From the records below, state how many lines include the word "High", giving only that number.
________________
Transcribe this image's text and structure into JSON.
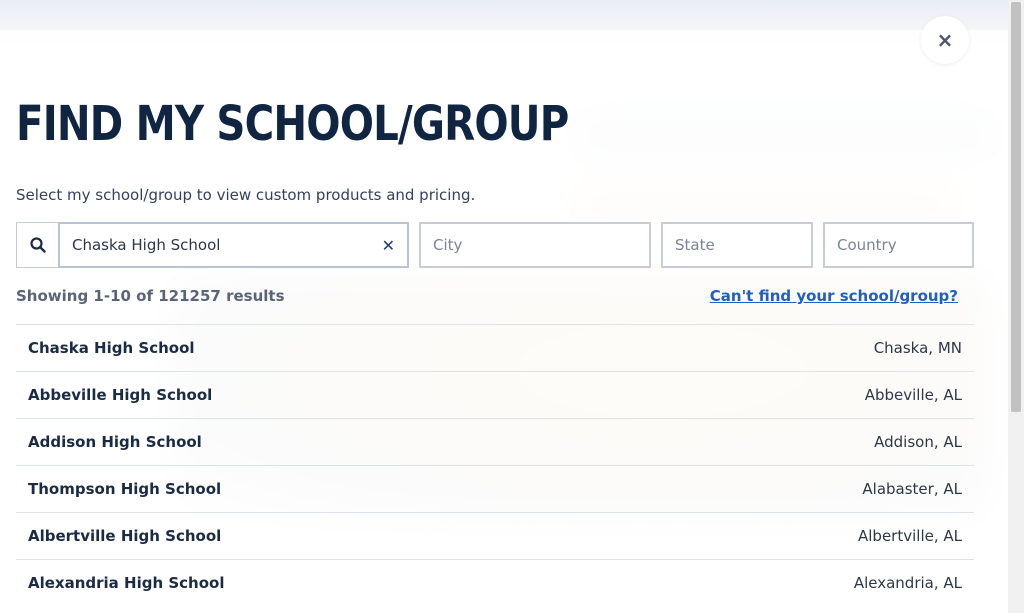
{
  "modal": {
    "title": "FIND MY SCHOOL/GROUP",
    "subtitle": "Select my school/group to view custom products and pricing.",
    "close_label": "×"
  },
  "search": {
    "value": "Chaska High School",
    "city_placeholder": "City",
    "state_placeholder": "State",
    "country_placeholder": "Country",
    "clear_label": "✕",
    "search_icon": "search-icon"
  },
  "results_info": "Showing 1-10 of 121257 results",
  "cant_find_link": "Can't find your school/group?",
  "results": [
    {
      "name": "Chaska High School",
      "location": "Chaska, MN"
    },
    {
      "name": "Abbeville High School",
      "location": "Abbeville, AL"
    },
    {
      "name": "Addison High School",
      "location": "Addison, AL"
    },
    {
      "name": "Thompson High School",
      "location": "Alabaster, AL"
    },
    {
      "name": "Albertville High School",
      "location": "Albertville, AL"
    },
    {
      "name": "Alexandria High School",
      "location": "Alexandria, AL"
    }
  ],
  "colors": {
    "title": "#0f2541",
    "link": "#1f5fbf",
    "accent": "#1d3e73"
  }
}
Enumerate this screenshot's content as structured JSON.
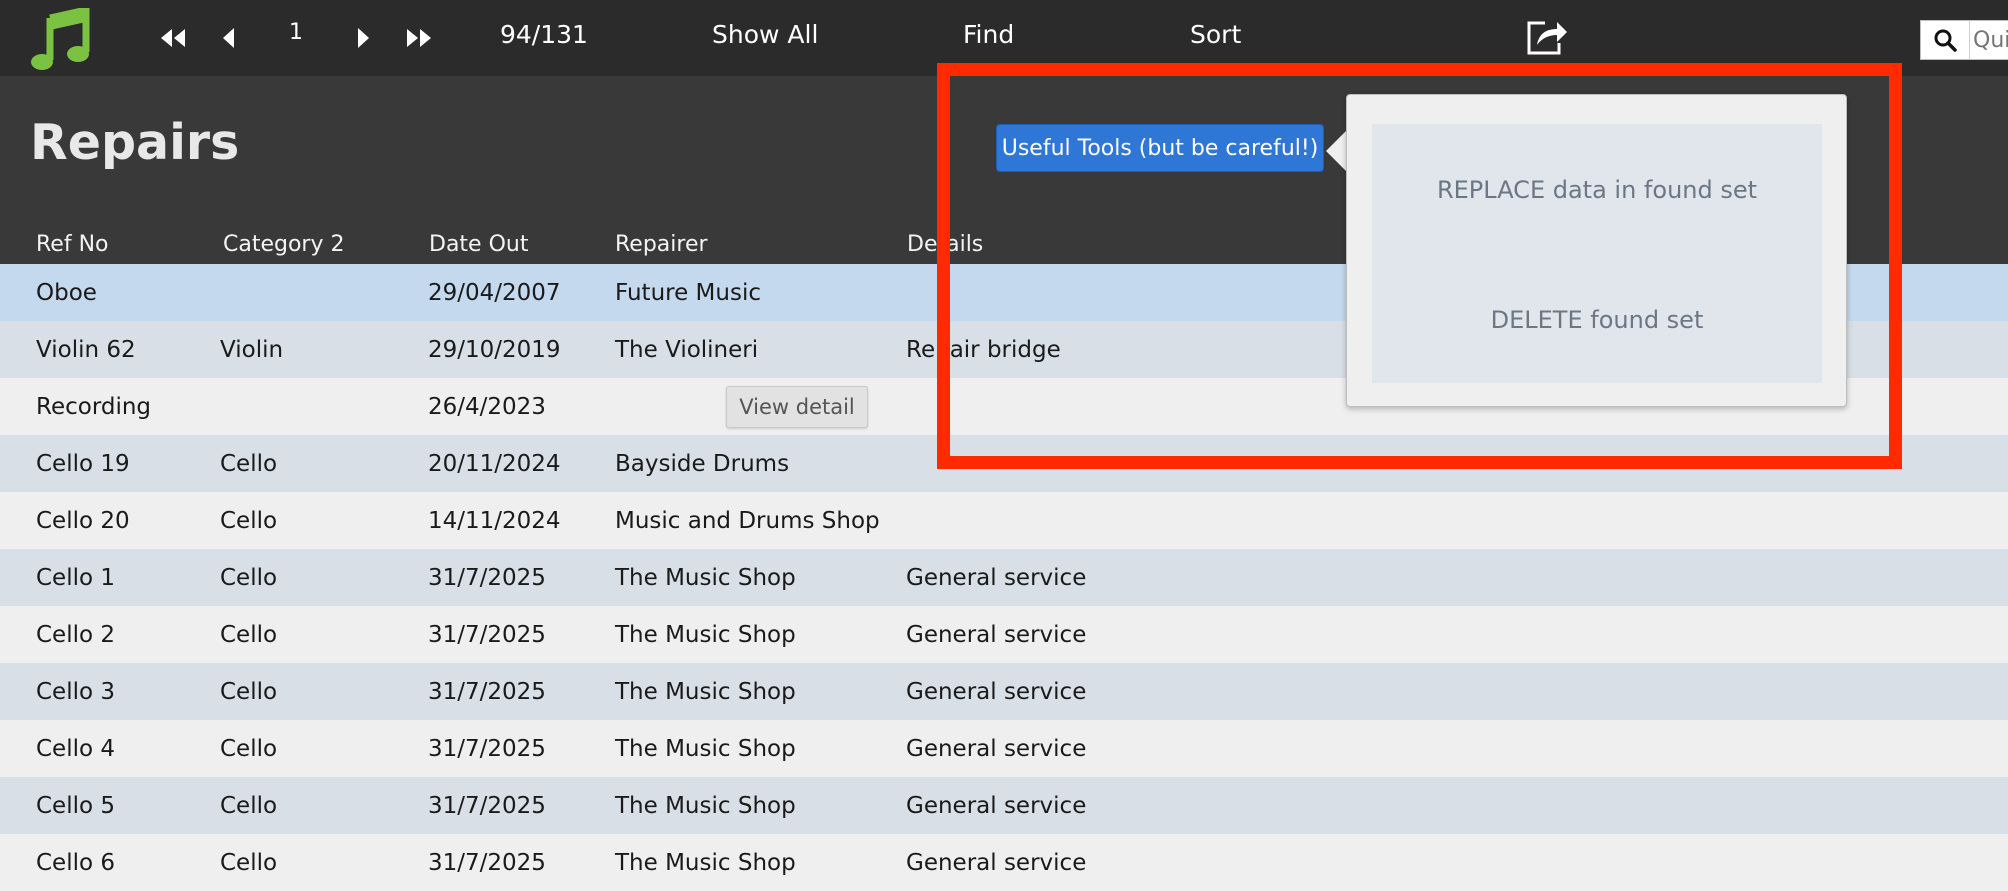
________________
ANSWER TO THIS PROBLEM >> 7